time of his marriage, to Jean Lefebvre dit Champagne. This land was two arpents wide by thirty arpents
deep and was between the lands of Ignace Bonhomme and Jean Guyon dit Du Buisson. The land was leased
from 15 April 1671 until 15 April 1675 under the condition that the tenant clears six arpents of land for seeding.
During the following year Honoré was to need the services of Notary Becqet two more times.
The first being on 5 July 1671 when he rented a milk cow from Charles Aubert do La Chesnaye. The second being
on 2 November when Claude Lefebvre dit Laliberte agreed to pay one hundred livres which he owed to Honoré
when the first ship arrived from France in the beginning of 1672.
Being from a Merchant family and living in the heart of the great city of Paris, Honoré is not
suited to the life of a farmer. On September 1673, Martel asked to be released from the contract signed
with La Chesnaye in 1670.
Having already sold his land at Guardarville to Jean Dubost for 284 livres on 20 March 1673,
Honoré acquires land in the seigneur of Neuville on 16 October 1674. The property was purchased from fellow

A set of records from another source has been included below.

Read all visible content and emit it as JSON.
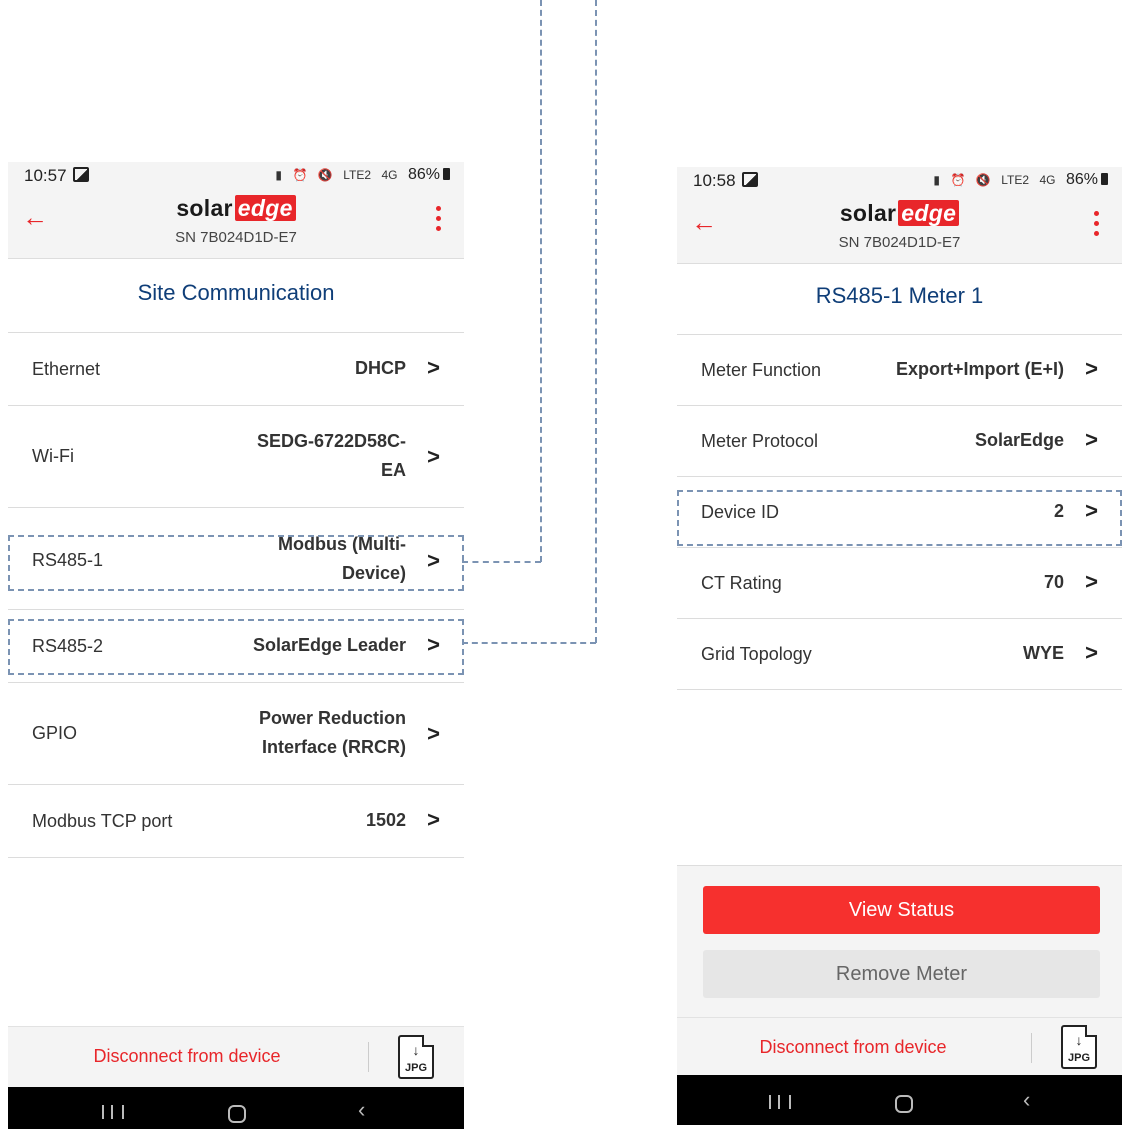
{
  "left_phone": {
    "status": {
      "time": "10:57",
      "signal_text": "LTE2",
      "network": "4G",
      "battery": "86%"
    },
    "header": {
      "brand_main": "solar",
      "brand_accent": "edge",
      "serial": "SN 7B024D1D-E7"
    },
    "title": "Site Communication",
    "rows": [
      {
        "label": "Ethernet",
        "value": "DHCP"
      },
      {
        "label": "Wi-Fi",
        "value_line1": "SEDG-6722D58C-",
        "value_line2": "EA"
      },
      {
        "label": "RS485-1",
        "value_line1": "Modbus (Multi-",
        "value_line2": "Device)"
      },
      {
        "label": "RS485-2",
        "value": "SolarEdge Leader"
      },
      {
        "label": "GPIO",
        "value_line1": "Power Reduction",
        "value_line2": "Interface (RRCR)"
      },
      {
        "label": "Modbus TCP port",
        "value": "1502"
      }
    ],
    "disconnect": "Disconnect from device",
    "jpg_label": "JPG"
  },
  "right_phone": {
    "status": {
      "time": "10:58",
      "signal_text": "LTE2",
      "network": "4G",
      "battery": "86%"
    },
    "header": {
      "brand_main": "solar",
      "brand_accent": "edge",
      "serial": "SN 7B024D1D-E7"
    },
    "title": "RS485-1 Meter 1",
    "rows": [
      {
        "label": "Meter Function",
        "value": "Export+Import (E+I)"
      },
      {
        "label": "Meter Protocol",
        "value": "SolarEdge"
      },
      {
        "label": "Device ID",
        "value": "2"
      },
      {
        "label": "CT Rating",
        "value": "70"
      },
      {
        "label": "Grid Topology",
        "value": "WYE"
      }
    ],
    "buttons": {
      "view_status": "View Status",
      "remove_meter": "Remove Meter"
    },
    "disconnect": "Disconnect from device",
    "jpg_label": "JPG"
  },
  "icons": {
    "back": "arrow-left-icon",
    "menu": "kebab-menu-icon",
    "chevron": "chevron-right-icon",
    "export": "jpg-export-icon"
  },
  "colors": {
    "brand_red": "#e8262a",
    "title_blue": "#0f3e78",
    "callout_dash": "#7b93b3"
  }
}
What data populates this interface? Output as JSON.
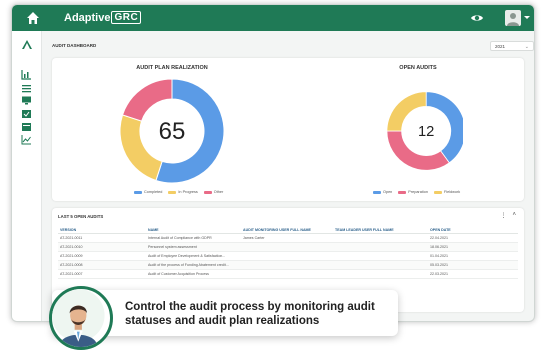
{
  "app": {
    "logo_prefix": "Adaptive",
    "logo_suffix": "GRC"
  },
  "icons": {
    "home": "home-icon",
    "visibility": "eye-icon",
    "user": "user-avatar-icon",
    "sidebar": [
      "app-logo-icon",
      "bar-chart-icon",
      "list-icon",
      "monitor-icon",
      "calendar-check-icon",
      "calendar-icon",
      "line-chart-icon"
    ]
  },
  "dashboard": {
    "title": "AUDIT DASHBOARD",
    "year_selected": "2021"
  },
  "colors": {
    "brand": "#1f7a56",
    "completed": "#5b9be6",
    "in_progress": "#f3cd64",
    "other": "#e96b87",
    "open": "#5b9be6",
    "preparation": "#e96b87",
    "fieldwork": "#f3cd64"
  },
  "chart_data": [
    {
      "type": "pie",
      "title": "AUDIT PLAN REALIZATION",
      "center_label": "65",
      "categories": [
        "Completed",
        "In Progress",
        "Other"
      ],
      "values": [
        55,
        25,
        20
      ],
      "legend": "bottom"
    },
    {
      "type": "pie",
      "title": "OPEN AUDITS",
      "center_label": "12",
      "categories": [
        "Open",
        "Preparation",
        "Fieldwork"
      ],
      "values": [
        40,
        35,
        25
      ],
      "legend": "bottom"
    }
  ],
  "open_audits": {
    "title": "LAST 5 OPEN AUDITS",
    "actions": [
      "⋮",
      "˄"
    ],
    "columns": [
      "VERSION",
      "NAME",
      "AUDIT MONITORING USER FULL NAME",
      "TEAM LEADER USER FULL NAME",
      "OPEN DATE"
    ],
    "rows": [
      [
        "AT-2021-0011",
        "Internal Audit of Compliance with GDPR",
        "James Carter",
        "",
        "22.04.2021"
      ],
      [
        "AT-2021-0010",
        "Personnel system assessment",
        "",
        "",
        "18.06.2021"
      ],
      [
        "AT-2021-0009",
        "Audit of Employee Development & Satisfaction...",
        "",
        "",
        "01.04.2021"
      ],
      [
        "AT-2021-0008",
        "Audit of the process of Funding Abatement credit...",
        "",
        "",
        "05.03.2021"
      ],
      [
        "AT-2021-0007",
        "Audit of Customer Acquisition Process",
        "",
        "",
        "22.03.2021"
      ]
    ]
  },
  "banner": {
    "text": "Control the audit process by monitoring audit statuses and audit plan realizations"
  }
}
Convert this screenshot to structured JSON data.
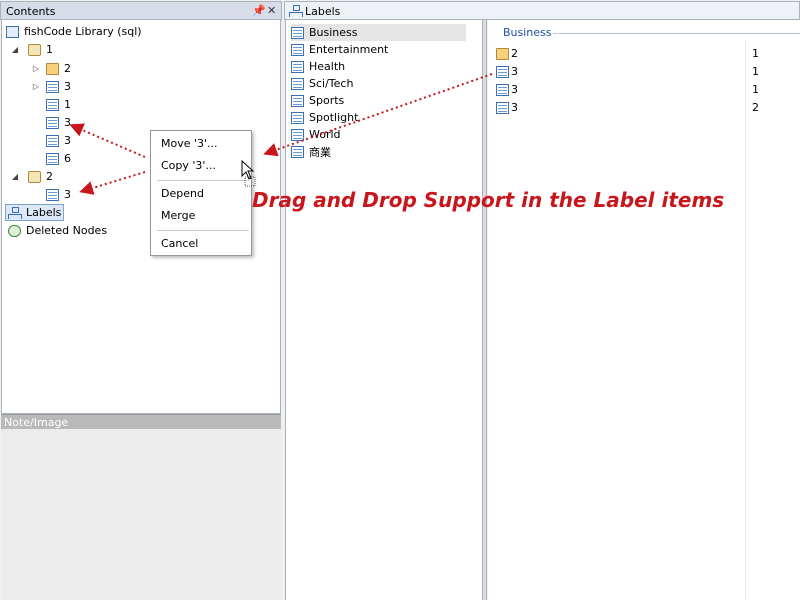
{
  "contents_panel": {
    "title": "Contents",
    "pin_icon": "pin-icon",
    "close_icon": "close-icon",
    "tree": [
      {
        "label": "fishCode Library (sql)",
        "icon": "library-icon"
      },
      {
        "label": "1",
        "icon": "database-icon",
        "expander": "expanded"
      },
      {
        "label": "2",
        "icon": "folder-icon",
        "expander": "collapsed"
      },
      {
        "label": "3",
        "icon": "table-icon",
        "expander": "collapsed"
      },
      {
        "label": "1",
        "icon": "table-icon"
      },
      {
        "label": "3",
        "icon": "table-icon"
      },
      {
        "label": "3",
        "icon": "table-icon"
      },
      {
        "label": "6",
        "icon": "table-icon"
      },
      {
        "label": "2",
        "icon": "database-icon",
        "expander": "expanded"
      },
      {
        "label": "3",
        "icon": "table-icon"
      },
      {
        "label": "Labels",
        "icon": "network-icon",
        "selected": true
      },
      {
        "label": "Deleted Nodes",
        "icon": "recycle-icon"
      }
    ]
  },
  "note_panel": {
    "title": "Note/Image"
  },
  "labels_panel": {
    "title": "Labels",
    "items": [
      "Business",
      "Entertainment",
      "Health",
      "Sci/Tech",
      "Sports",
      "Spotlight",
      "World",
      "商業"
    ],
    "selected": "Business"
  },
  "detail": {
    "group_title": "Business",
    "rows": [
      {
        "name": "2",
        "icon": "folder-icon",
        "value": "1"
      },
      {
        "name": "3",
        "icon": "table-icon",
        "value": "1"
      },
      {
        "name": "3",
        "icon": "table-icon",
        "value": "1"
      },
      {
        "name": "3",
        "icon": "table-icon",
        "value": "2"
      }
    ]
  },
  "context_menu": {
    "move": "Move '3'...",
    "copy": "Copy '3'...",
    "depend": "Depend",
    "merge": "Merge",
    "cancel": "Cancel"
  },
  "annotation": "Drag and Drop Support in the Label items",
  "colors": {
    "annotation": "#c8161d",
    "group_title": "#1f4fa0"
  }
}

Parisian, Charles Delaurice dit Jambon for 200 livres tournois, which included the seven cleared arpents, a cabin
and a shed. The neighbors were Jean de Lastre dit Lajeunesse and Michel Rognon.
The census of 1681 at Neuville, PQ, shows the family listed as follows:
Honoré Martel.......49 years married
Marg. Lamirault.....36 years
Jean..............11 years single son
Joseph..........9 years single son
Madeleine....7 years daughter
Marguerite...5 years daughter
Paul...............4 years son
Antoine........1 years son
Having tried farming for twenty years without any great success Honore decided to fall back on another trade,
that of Longsawyer and carpenter. He leased for a one year, a house on Rue Saint-Louis in Upper-Town of Québec,
for a rent of 17 livres and 10 sols every three months, from Pierre Menage, the King's Carpenter. The house contained
a cellar, two rooms on one floor, one of which was furnished as a foyer, and an attic.
For Honoré the job of Longsawyer and Carpenter proved to be more agreeable and profitable
because we see him in the year 1694 moving his family to a home on the Rue Cul-de-Sac. This house belonged to
Mathiey Lagrange and Martel would pay 120 livres in four installments.
Honore apparently developed some health problems which brought about several visits to the
Hotel-Dieu. Hospital records show the following for Honore:
01 June 1690.......15 days......age 50
06 April 1692...... 25 days......age 52
12 June 1698......14 days.......age 60
12 April 1699...... 07 days.......
The Hospital records also show the death, on 17 October 1706 of Marguerite Lamirault, age 62. One year after her
death Honoré found a second mother for his children. On 3 November 1707, he married Marie Marchand in spite of his 70 years.
The Hôtel-Dieu received Honoré at least three more times, the last being on 30 June 1710. His departure from the hospital
was noted on 28 July. Was this last illness fatal? We believe so, since the records which subsequently mention him speak
of him as having left for a better world.
The above has been compiled and rewritten from many sources, some have been translated from French.
This version was provided to me by my cousin Justin Martel of Ontario Canada on January 20, 2001. Recently I have been informed
that portions of this page were written by Sharon Belongeay, (edited by Jean-Pierre Martel). The complete original article (in French)
is at Jean-Pierre's web site. Go to http://www.jpmartel.com/honore.htm
The above data was inadvertently published for the past eight years without this knowledge. I apologize to the authors for this oversight.
Robert E. Martell Senior August 22, 2009